David L. Brody, MD, PhD
David L. Brody, MD, PhD, assistant professor of neurology, is honored for his excellent achievements in understanding and treating traumatic brain injury.
Brody, who joined the Washington University faculty in 2004 as an instructor, has already developed an international reputation in traumatic brain injury research and is recognized as one of the best physician scientists in this field of study.
As a research fellow in the lab of Department Head David M. Holtzman, MD, and later as a junior faculty member, Brody developed and validated advanced imaging methods to detect injury in the brain’s white matter. He then investigated the role that secondary effects of physical injury — including swelling, inflammation and deposition of amyloid — play in clinical deficits. He applied this knowledge in clinical studies; in 2007, he and Italian collaborators showed for the first time that amyloid measured directly from brain interstitial fluid in hospitalized brain injury patients predicts neurological function. In June, he reported the major finding that an advanced magnetic resonance imaging method called diffusion tensor imaging can reveal blast-related brain damage not revealed by other imaging methods. The findings have implications for better diagnosis and treatment of traumatic brain injury in civilian and military populations.

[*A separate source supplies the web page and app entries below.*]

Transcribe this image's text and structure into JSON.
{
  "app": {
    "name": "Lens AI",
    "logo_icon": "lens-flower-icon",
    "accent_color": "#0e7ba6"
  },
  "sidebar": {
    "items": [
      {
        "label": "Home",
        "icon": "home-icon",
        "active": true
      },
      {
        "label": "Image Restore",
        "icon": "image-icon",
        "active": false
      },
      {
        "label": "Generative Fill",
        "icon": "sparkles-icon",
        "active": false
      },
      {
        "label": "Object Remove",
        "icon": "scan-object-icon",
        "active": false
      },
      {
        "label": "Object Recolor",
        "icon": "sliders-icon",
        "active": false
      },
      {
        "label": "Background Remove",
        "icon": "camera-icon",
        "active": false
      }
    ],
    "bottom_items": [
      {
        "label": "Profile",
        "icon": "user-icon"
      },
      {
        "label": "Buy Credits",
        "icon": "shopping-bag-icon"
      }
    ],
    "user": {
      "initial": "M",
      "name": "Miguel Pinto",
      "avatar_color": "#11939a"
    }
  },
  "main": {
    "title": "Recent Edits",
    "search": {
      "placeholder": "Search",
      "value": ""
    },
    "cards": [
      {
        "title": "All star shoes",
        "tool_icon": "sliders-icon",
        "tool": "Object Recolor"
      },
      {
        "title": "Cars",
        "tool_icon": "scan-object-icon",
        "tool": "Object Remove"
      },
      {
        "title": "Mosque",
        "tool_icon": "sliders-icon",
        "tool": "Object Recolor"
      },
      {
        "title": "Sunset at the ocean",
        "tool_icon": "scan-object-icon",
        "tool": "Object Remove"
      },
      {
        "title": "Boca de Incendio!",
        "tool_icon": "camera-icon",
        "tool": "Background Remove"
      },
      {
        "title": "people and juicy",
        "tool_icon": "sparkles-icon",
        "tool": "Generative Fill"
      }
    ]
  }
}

His achievements have been recognized with several awards, including a Career Development Award from the National Institute of Neurological Disorders, a Burroughs Wellcome Career Award in the Biomedical Sciences, two large Department of Defense awards and a National Institutes of Health (NIH) R01 award. Recently, he has served as a consultant to the medical advisor of the Chairman of the Joint Chiefs of Staff, traveling to Afghanistan in that role.

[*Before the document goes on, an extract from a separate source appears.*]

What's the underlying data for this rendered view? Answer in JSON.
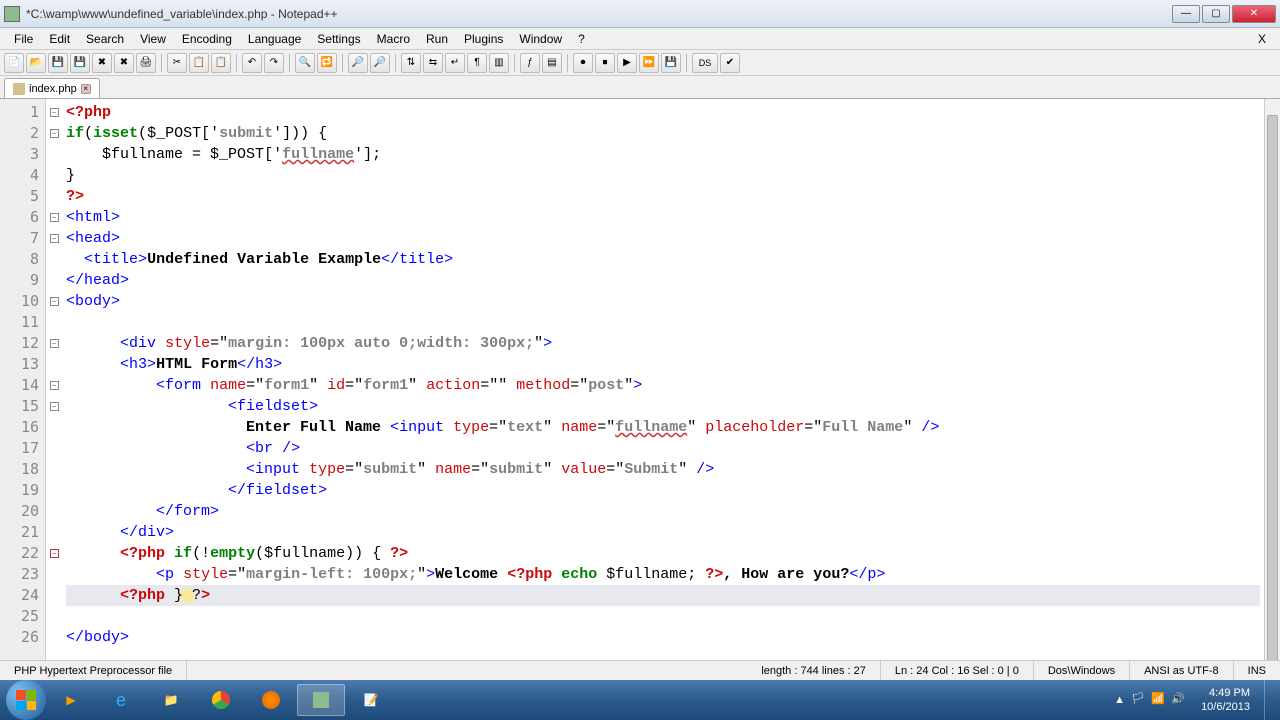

Brody received his bachelor’s degree from Stanford University in 1992 and his medical and doctoral degrees from The Johns Hopkins School of Medicine in 2000. He rounded out his medical training with an internship and neurology residency at Washington University.